Short courses

Short courses aim to bring Einstein’s science into the classroom

Teachers and those who wish to change the way science is taught at an early age through the introduction of modern Einsteinian concepts of space, matter and time are encouraged to enroll in new micro-certification courses at the University of Western Australia.

The courses, which are offered as part of the summer school and again in semester one and two next year, were designed by Emeritus Professor David Blair, a pioneer in gravitational wave research in Australia , leader of UWA’s Einstein First Project and editor of the book Teaching Einsteinian Physics in Schools.

Picture: Professor David Blair and his book Teaching Einsteinian Physics In Schools.

“People think Einstein’s science is terribly complicated, and that’s only for geniuses,” Professor Blair said. “It is completely false. We teach it to seven-year-olds with all kinds of fun toys and activities. Everyone can understand it and children love it.

Project Einstein-First coordinator Dr. Jyoti Kaur said Project Einstein First aims to share the science of Einstein with everyone. “We would especially like to share it with teachers who, like all of us, have only learned old and obsolete science,” Dr. Kaur said.

Prof Blair, co-winner of the 2020 Prime Minister’s Prize for Science, said it was almost unbelievable that in a world of discoveries of black holes and quantum computers, pupils were still learning outdated science from the 19th century century.

“No wonder most teenagers think science is boring,” he said. “When I recently spoke to 650 students between the ages of 5 and 11, I asked to raise their hands if they had heard of black holes. At least 80% of them raised their hands. But where do we find black holes in school curricula? We don’t.

“On a more mundane but important level, the modern understanding of heat as the shaking of atoms and light as the flux of photons is not in the primary school curriculum, despite the fact that today oday we can see atoms and count the photons arriving one at a time.

“Earlier this year, the strongest known photon was detected – it had ten trillion times more energy than a photon of visible light. But teachers can’t talk about it if nobody knows what it is. a photon.

“What students know for sure is that school science is about ‘old stuff’ because of the snippets of modern science they get from the media. We need to modernize the school science curriculum and teach everyone the modern language of physical reality. It has to start in primary school.

child of genius

Professor Li Ju, who is the academic lead for the Einsteinian Science Micro-Degrees, said the courses were a combination of workshops, face-to-face and online lectures, self-directed study and preparation for the assessment, with the first round to take place during summer school. from January 10 next year.
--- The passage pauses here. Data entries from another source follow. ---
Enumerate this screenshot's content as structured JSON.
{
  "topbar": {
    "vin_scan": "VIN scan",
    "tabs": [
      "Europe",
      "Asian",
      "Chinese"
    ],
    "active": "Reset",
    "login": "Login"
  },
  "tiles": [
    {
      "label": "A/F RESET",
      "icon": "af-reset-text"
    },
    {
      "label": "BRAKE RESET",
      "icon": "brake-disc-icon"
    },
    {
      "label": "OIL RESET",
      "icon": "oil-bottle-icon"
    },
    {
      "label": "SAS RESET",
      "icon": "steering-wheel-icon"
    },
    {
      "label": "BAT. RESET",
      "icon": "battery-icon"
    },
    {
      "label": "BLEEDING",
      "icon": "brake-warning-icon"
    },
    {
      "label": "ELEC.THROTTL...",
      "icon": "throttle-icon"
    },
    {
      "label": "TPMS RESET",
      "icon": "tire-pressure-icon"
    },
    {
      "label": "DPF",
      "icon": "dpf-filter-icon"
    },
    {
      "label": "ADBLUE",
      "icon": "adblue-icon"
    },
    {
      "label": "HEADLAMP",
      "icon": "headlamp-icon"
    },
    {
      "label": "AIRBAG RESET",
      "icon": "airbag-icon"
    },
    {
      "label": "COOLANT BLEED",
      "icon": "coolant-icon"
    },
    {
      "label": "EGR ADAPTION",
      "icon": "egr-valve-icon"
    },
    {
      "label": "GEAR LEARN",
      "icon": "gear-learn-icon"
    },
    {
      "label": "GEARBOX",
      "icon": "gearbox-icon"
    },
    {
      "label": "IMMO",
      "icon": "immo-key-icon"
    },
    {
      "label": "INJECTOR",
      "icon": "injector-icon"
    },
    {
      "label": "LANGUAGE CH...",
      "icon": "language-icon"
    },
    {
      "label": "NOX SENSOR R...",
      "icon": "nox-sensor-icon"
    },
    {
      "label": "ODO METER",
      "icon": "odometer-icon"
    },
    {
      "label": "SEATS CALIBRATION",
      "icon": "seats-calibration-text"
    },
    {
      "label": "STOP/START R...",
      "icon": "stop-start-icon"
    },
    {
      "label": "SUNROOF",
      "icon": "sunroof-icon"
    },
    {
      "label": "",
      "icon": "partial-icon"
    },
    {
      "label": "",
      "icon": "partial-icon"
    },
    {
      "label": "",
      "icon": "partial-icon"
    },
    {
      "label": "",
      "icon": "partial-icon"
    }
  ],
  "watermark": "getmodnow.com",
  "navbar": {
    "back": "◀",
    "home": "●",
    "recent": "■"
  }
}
Two more cycles will be organized during semesters two and three from February 28 to May 30 and from July 25 to October 24, organized after school hours with an intensive two-day workshop during the school holidays. Graduates receive an Academic Transcript acknowledging completion and a UWA Plus Professional Development Transcript, listing all successfully completed micro-credentials.

For more information see here.